Think there isn’t a lot of competition for attention among the collector car auction houses? Then consider that Auctions America just finished its Auburn Spring sale, has a major sale coming up in Santa Monica, California, but also has released the first couple of big consignments for its annual Labor Day auction at its Indiana home grounds.
Those consignments are a 1934 Duesenberg Model J Berline known as “The Queen of Diamonds” and a 1929 Auburn 8-90 cabriolet.
Both cars figure to draw a lot of attention at the sale, which is held in conjunction with the annual Auburn Cord Duesenberg Festival in Auburn, Indiana. Auctions America expects to offer some 900 cars at its end-of-summer event at the Auburn Auction Park.
“We’re looking forward to bringing not just another fantastic roster of cars to Auburn, but also to welcoming back collectors, enthusiasts, and the ACD community to the Classic Car Capital of America,” Megan Boyd, a car specialist for Auctions America, said in a news release.
“As part of the Labor Day tradition, and more importantly, the Auburn tradition, we’re thrilled to offer another fabulous Duesenberg at our Fall sale,” she added.
“Lending European flair to an American icon, the Franay-bodied Duesenberg is not something collectors might expect to see here, but something we’re proud to bring back home to Auburn.”
According to Auctions America, Duesenberg Model J (chassis No. 2385) has worn two bodies by Franay. The first was a town car, as the car was displayed at the Paris Salon in 1931 and 1932. But when that conservative coachwork didn’t sell, the car was rebodied as a Berline with a curved roofline, long skirted fenders, a sliding sunroof and other exquisite details.
Today, the car is the only surviving Duesenberg with Franay coachwork and one of the few with a body created outside the United States, Auctions America reported.
Originally, the car was delivered to Countess Porceri, formerly Mabel Boll. According to Auctions America, Boll’s “vivacious beauty won her several socialite husbands.” Boll lived an extravagant lifestyle, regularly wearing many baubles, as much as $250,000 worth from her jewelry collection. She became known as the Queen of Diamonds, and the nickname stuck with the car.
The car would become part of the Serge Pozzoli collection based in Montlhery, France, and later returned to the United States in the Pat Ryan collection. Auctions America has estimated its value at $750,000 to $950,000.

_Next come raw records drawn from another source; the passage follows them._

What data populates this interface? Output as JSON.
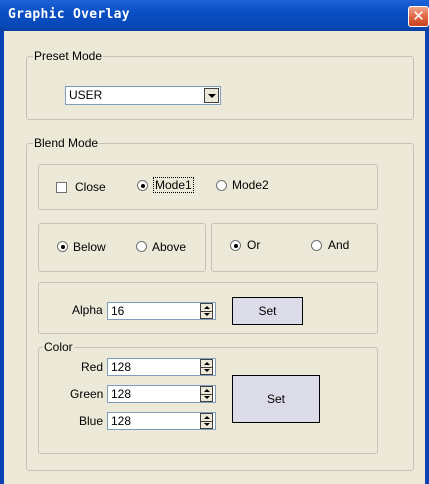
{
  "window": {
    "title": "Graphic Overlay",
    "close_glyph": "✕"
  },
  "preset": {
    "legend": "Preset Mode",
    "value": "USER"
  },
  "blend": {
    "legend": "Blend Mode",
    "close_label": "Close",
    "mode1_label": "Mode1",
    "mode2_label": "Mode2",
    "below_label": "Below",
    "above_label": "Above",
    "or_label": "Or",
    "and_label": "And",
    "alpha_label": "Alpha",
    "alpha_value": "16",
    "set_label": "Set"
  },
  "color": {
    "legend": "Color",
    "red_label": "Red",
    "red_value": "128",
    "green_label": "Green",
    "green_value": "128",
    "blue_label": "Blue",
    "blue_value": "128",
    "set_label": "Set"
  },
  "state": {
    "close_checked": false,
    "mode_selected": "Mode1",
    "position_selected": "Below",
    "logic_selected": "Or"
  },
  "colors": {
    "titlebar": "#0a4ec4",
    "dialog_bg": "#ece9d8",
    "close_button": "#e06a46",
    "frame": "#0842b5"
  }
}
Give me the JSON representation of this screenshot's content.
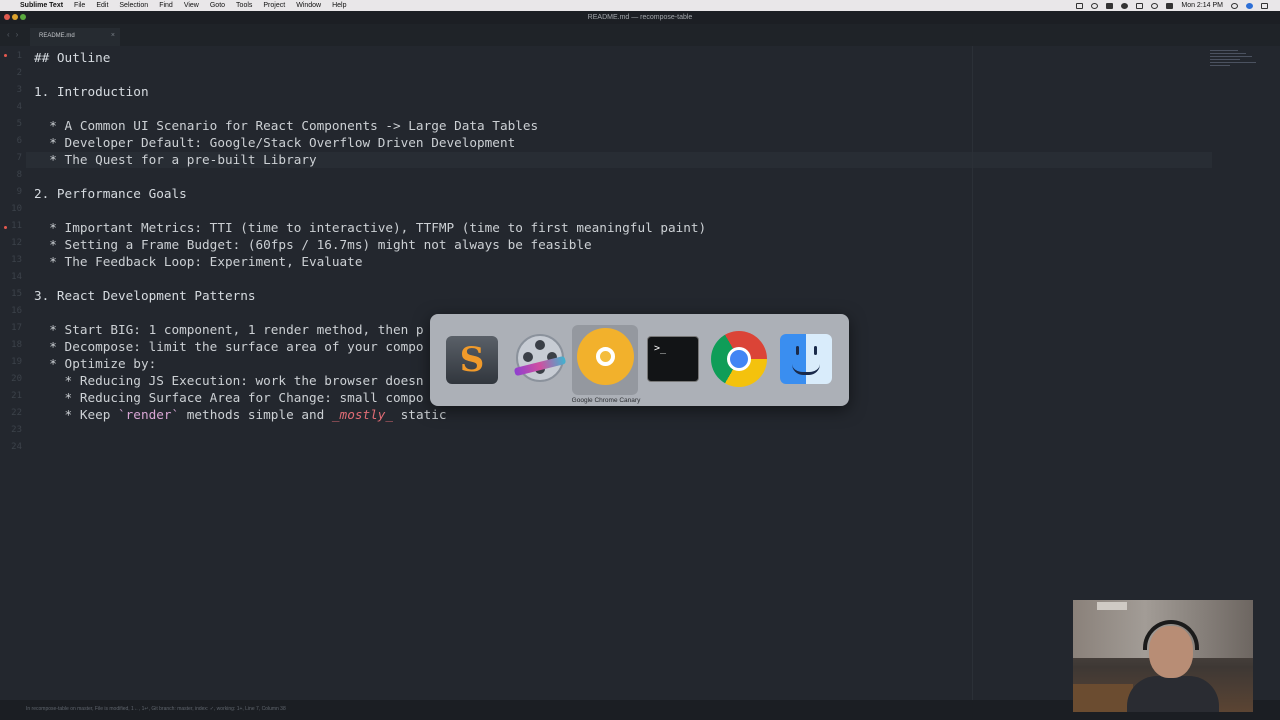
{
  "menubar": {
    "app": "Sublime Text",
    "items": [
      "File",
      "Edit",
      "Selection",
      "Find",
      "View",
      "Goto",
      "Tools",
      "Project",
      "Window",
      "Help"
    ],
    "clock": "Mon 2:14 PM"
  },
  "window": {
    "title": "README.md — recompose-table"
  },
  "tab": {
    "label": "README.md",
    "close": "×"
  },
  "editor": {
    "line_numbers": [
      "1",
      "2",
      "3",
      "4",
      "5",
      "6",
      "7",
      "8",
      "9",
      "10",
      "11",
      "12",
      "13",
      "14",
      "15",
      "16",
      "17",
      "18",
      "19",
      "20",
      "21",
      "22",
      "23",
      "24"
    ],
    "lines": {
      "l1": "## Outline",
      "l3": "1. Introduction",
      "l5": "  * A Common UI Scenario for React Components -> Large Data Tables",
      "l6": "  * Developer Default: Google/Stack Overflow Driven Development",
      "l7": "  * The Quest for a pre-built Library",
      "l9": "2. Performance Goals",
      "l11": "  * Important Metrics: TTI (time to interactive), TTFMP (time to first meaningful paint)",
      "l12": "  * Setting a Frame Budget: (60fps / 16.7ms) might not always be feasible",
      "l13": "  * The Feedback Loop: Experiment, Evaluate",
      "l15": "3. React Development Patterns",
      "l17": "  * Start BIG: 1 component, 1 render method, then p",
      "l18": "  * Decompose: limit the surface area of your compo",
      "l19": "  * Optimize by:",
      "l20": "    * Reducing JS Execution: work the browser doesn",
      "l21": "    * Reducing Surface Area for Change: small compo",
      "l22_prefix": "    * Keep ",
      "l22_code": "`render`",
      "l22_mid": " methods simple and ",
      "l22_em": "_mostly_",
      "l22_suffix": " static"
    }
  },
  "status": {
    "text": "In recompose-table on master, File is modified, 1←, 1↵, Git branch: master, index: ✓, working: 1+, Line 7, Column 38"
  },
  "app_switcher": {
    "apps": [
      {
        "icon": "sublime-text-icon"
      },
      {
        "icon": "video-editor-icon"
      },
      {
        "icon": "chrome-canary-icon"
      },
      {
        "icon": "terminal-icon",
        "glyph": ">_"
      },
      {
        "icon": "chrome-icon"
      },
      {
        "icon": "finder-icon"
      }
    ],
    "selected_label": "Google Chrome Canary"
  },
  "colors": {
    "editor_bg": "#23272e",
    "text": "#ccd0d4",
    "markdown_code": "#d9a6d5",
    "markdown_emphasis": "#e06c75",
    "modified_dot": "#e5594f"
  }
}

Another early headliner for the sale is a 1929 Auburn 8-90 cabriolet in red and black. Estimated value for the hometown creation is $80,000 to $100,000.